The pan-European STOXX 600 index closed down 0.6%, with mining stocks .SXPP ranking among the biggest percentage losers as raw material prices retreated. [O/R] [MET/L]
Local stocks also lagged their peers in the United States, with Wall Street indexes touching new highs after the Fed announcement. European shares are yet to recover entirely from lows hit during the pandemic, unlike Wall Street. [.N]
“Europe is lacking those mega tech stocks that have been driving the S&P 500 and the Nasdaq. (U.S. stocks) also know the Fed is willing to do whatever it takes,” said Connor Campbell, analyst at spreadbetter Spreadex.
The Federal Reserve on Thursday rolled out an aggressive strategy to restore the United States to full employment and lift inflation back to healthier levels.
“The Fed’s new language gives them the flexibility to let the economy run a little hotter before contemplating raising interest rates and gives the green light to more modest yield curve steepening and dollar weakness,” economists at ING wrote in a note.
European Central Bank chief economist Philip Lane said the ECB stood ready to prop up inflation in the bloc.
Bank stocks retreated as European bond yields fell after the Fed’s announcement.
HSBC fell 1.1% after it came under fresh U.S. criticism for its reported treatment of customers linked with the pro-democracy movement in Hong Kong.

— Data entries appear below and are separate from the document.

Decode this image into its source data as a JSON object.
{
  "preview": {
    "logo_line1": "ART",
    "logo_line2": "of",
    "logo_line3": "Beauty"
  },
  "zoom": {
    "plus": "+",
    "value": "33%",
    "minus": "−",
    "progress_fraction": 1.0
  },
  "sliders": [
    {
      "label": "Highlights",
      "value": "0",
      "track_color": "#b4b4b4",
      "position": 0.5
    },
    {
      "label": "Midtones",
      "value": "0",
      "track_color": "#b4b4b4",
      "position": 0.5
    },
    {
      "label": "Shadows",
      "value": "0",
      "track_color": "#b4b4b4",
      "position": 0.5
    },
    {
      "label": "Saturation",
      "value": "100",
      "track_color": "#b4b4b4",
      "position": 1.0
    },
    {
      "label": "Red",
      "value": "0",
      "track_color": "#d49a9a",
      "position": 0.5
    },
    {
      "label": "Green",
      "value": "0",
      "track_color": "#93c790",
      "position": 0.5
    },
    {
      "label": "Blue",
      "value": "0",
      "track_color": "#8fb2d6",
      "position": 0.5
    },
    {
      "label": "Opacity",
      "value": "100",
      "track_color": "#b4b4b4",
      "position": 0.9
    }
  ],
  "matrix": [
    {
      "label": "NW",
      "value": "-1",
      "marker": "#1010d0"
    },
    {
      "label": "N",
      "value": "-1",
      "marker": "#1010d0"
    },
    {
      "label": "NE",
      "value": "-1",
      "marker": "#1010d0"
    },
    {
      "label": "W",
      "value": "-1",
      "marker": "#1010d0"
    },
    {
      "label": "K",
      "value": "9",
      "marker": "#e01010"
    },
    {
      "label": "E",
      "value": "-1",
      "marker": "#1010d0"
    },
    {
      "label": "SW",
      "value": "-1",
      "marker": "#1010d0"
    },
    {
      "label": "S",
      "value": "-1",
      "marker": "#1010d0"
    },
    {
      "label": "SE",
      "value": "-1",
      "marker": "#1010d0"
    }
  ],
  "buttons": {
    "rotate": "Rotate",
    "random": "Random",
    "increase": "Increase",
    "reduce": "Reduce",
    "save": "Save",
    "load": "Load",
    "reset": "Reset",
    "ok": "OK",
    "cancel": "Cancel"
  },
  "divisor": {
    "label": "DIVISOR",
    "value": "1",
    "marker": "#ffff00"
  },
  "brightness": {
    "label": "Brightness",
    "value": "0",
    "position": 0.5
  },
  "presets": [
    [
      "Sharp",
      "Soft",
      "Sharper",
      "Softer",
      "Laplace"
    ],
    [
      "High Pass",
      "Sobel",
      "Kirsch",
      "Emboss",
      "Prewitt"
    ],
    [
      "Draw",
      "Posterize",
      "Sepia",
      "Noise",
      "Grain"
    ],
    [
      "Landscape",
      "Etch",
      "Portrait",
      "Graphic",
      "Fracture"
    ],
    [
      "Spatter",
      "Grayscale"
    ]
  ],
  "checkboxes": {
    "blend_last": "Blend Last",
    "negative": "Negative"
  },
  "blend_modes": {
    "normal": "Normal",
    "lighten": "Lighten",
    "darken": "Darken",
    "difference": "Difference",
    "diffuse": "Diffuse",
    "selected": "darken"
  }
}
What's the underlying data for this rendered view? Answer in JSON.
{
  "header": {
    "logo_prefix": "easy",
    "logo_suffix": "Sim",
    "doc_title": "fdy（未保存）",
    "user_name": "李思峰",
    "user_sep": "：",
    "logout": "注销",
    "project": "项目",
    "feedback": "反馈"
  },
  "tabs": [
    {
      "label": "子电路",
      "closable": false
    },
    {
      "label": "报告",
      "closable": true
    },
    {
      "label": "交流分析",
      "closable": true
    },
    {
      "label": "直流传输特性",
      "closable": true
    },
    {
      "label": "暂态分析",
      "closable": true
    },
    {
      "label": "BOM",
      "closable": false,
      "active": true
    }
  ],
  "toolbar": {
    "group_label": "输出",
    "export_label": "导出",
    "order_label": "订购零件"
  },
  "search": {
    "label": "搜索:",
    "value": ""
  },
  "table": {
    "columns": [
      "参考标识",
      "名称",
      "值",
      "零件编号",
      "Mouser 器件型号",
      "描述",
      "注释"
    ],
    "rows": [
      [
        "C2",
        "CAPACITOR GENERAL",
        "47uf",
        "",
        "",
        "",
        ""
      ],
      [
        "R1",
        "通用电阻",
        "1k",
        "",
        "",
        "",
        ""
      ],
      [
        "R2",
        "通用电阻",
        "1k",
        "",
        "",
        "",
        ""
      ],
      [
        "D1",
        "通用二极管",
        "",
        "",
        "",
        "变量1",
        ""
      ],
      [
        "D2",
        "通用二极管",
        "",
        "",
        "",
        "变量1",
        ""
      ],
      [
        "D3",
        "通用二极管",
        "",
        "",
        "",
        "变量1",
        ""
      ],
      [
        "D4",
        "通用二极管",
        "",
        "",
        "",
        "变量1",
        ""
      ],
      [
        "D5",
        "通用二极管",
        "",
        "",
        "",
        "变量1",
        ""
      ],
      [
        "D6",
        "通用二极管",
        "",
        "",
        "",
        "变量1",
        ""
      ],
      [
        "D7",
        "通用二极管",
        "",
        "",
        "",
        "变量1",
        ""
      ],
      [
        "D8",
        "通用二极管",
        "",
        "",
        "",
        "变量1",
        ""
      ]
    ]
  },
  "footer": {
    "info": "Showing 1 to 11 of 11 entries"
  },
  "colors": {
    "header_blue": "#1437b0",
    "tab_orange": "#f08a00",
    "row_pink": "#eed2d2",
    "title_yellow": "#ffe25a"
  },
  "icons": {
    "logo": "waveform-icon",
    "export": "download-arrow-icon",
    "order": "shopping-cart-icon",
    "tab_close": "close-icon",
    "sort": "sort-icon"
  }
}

A Reuters poll of fund managers showed European stocks are expected to stall for the rest of 2020 and miss out on the bull market.
Recent data has also suggested that an economic recovery in the bloc may be stalling after jumping sharply from pandemic-driven lows.
Among individual stocks, WPP, the world’s biggest advertising company, jumped 6.5% as it resumed its dividend after cost cuts and a switch to faster ad production helped it beat dire forecasts for second-quarter trading.
Smaller rival Publicis rose 2.4%.
German online takeaway food group Delivery Hero slipped 4.7% after announcing the acquisition of online grocery service InstaShop.
French conglomerate Bouygues rose 1.3% after reporting a lower-than-expected core operating loss in the first half of the year.
Clinical diagnostics company Novacyt jumped 7% after it launched a test to differentiate between COVID-19 and common winter diseases.
Reporting by Sruthi Shankar in Bengaluru; Editing by Anil D'Silva and David Holmes